by Hannah Leitheiser

Two Treatises of Government

John Locke




"in the state of nature I doubt not but it will be objected, that it is unreasonable for men to be judges in their own cases, that self-love will make men partial to themselves and their friends: and on the other side, that ill nature, passion and revenge will carry them too far in punishing others...but I shall desire those who make this objection, to remember, that absolute monarchs are but men; and if [authoritarian] government is to be the remedy, I desire to know how much better it is than the state of nature, where one man, commanding a multitude, has the liberty to be judge in his own case, and may do to all his subjects whatever he pleases?" - John Locke, Two Treatises of Government (1689)

In anarchy, we can imagine some time-zero where power is completely diffused -- one end of the spectrum. And that's not ideal.
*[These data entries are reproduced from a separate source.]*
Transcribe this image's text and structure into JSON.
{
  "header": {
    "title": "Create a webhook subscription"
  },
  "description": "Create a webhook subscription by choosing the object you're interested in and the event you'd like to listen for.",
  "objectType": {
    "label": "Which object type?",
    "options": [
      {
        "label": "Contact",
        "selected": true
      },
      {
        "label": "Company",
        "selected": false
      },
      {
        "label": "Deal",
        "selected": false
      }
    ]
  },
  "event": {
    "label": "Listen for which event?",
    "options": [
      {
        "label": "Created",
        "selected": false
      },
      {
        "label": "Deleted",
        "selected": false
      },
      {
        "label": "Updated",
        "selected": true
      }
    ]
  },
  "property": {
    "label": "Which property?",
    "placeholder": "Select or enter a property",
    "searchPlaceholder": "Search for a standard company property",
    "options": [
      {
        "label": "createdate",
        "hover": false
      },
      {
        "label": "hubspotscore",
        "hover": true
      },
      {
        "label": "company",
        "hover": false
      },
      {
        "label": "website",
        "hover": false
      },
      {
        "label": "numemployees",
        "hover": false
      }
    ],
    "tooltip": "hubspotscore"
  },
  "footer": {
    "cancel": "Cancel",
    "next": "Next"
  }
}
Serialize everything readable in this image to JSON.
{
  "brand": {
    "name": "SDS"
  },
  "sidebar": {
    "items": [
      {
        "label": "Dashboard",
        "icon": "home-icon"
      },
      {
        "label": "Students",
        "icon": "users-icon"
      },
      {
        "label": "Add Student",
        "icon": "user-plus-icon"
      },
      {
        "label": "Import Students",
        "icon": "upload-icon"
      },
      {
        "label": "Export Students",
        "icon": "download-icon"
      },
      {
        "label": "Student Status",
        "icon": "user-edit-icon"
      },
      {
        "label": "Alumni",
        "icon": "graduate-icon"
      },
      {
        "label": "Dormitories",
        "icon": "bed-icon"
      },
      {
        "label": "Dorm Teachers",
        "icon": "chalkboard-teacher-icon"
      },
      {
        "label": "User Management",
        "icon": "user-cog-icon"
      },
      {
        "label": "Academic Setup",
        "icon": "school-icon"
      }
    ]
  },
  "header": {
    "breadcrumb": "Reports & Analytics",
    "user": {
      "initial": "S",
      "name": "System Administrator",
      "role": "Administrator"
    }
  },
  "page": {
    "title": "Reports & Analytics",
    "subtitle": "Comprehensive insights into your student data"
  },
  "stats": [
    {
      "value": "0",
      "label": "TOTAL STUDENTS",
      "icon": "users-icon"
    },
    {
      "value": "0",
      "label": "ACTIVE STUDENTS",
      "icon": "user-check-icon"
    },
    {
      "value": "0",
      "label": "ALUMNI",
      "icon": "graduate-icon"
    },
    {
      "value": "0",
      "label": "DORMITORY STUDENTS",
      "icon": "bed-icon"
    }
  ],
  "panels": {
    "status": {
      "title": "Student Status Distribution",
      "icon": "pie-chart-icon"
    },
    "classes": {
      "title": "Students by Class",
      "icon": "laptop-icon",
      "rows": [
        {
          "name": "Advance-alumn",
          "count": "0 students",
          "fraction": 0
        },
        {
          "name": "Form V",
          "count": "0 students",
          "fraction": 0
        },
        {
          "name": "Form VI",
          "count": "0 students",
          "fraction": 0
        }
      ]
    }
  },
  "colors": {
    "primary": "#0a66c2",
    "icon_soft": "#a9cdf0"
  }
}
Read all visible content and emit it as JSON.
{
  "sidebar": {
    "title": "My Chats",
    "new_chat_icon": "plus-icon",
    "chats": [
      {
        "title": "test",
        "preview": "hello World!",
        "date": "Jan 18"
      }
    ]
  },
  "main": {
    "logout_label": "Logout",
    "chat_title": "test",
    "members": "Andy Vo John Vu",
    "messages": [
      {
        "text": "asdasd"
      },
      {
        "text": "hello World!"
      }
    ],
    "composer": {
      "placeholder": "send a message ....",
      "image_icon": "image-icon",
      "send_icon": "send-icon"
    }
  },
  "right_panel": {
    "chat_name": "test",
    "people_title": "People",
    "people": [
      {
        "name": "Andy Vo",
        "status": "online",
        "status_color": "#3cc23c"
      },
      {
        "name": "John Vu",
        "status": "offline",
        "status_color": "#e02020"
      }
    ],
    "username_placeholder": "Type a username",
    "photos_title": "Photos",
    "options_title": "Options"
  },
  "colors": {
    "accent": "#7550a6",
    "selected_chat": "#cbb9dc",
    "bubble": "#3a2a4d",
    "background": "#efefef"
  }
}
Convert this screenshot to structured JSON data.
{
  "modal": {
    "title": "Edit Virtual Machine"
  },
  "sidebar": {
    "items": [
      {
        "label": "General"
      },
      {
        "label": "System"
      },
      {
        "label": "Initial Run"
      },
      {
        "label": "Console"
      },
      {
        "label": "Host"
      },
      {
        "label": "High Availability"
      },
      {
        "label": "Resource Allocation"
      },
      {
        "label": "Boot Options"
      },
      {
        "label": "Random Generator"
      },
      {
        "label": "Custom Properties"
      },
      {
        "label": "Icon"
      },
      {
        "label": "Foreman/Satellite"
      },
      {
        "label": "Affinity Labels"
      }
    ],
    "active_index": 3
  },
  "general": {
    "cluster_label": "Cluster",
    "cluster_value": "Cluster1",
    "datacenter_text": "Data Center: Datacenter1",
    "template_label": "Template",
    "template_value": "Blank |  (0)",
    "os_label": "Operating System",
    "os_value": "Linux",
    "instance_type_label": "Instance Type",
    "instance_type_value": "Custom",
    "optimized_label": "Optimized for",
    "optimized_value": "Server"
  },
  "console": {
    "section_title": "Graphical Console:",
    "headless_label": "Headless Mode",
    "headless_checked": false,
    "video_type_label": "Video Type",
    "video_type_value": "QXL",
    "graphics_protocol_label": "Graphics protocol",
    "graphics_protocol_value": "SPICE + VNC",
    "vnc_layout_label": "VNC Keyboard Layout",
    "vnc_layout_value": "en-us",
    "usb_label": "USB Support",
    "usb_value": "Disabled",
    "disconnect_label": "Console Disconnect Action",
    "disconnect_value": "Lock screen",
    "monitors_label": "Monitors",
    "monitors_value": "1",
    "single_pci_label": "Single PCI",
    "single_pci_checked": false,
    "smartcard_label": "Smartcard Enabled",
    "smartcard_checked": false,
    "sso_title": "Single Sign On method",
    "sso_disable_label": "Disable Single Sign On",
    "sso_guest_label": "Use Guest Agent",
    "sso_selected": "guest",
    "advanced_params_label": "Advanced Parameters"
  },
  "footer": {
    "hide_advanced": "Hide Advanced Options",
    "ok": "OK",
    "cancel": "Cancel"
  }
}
In a dictatorship, power is completely concentrated -- again, not ideal.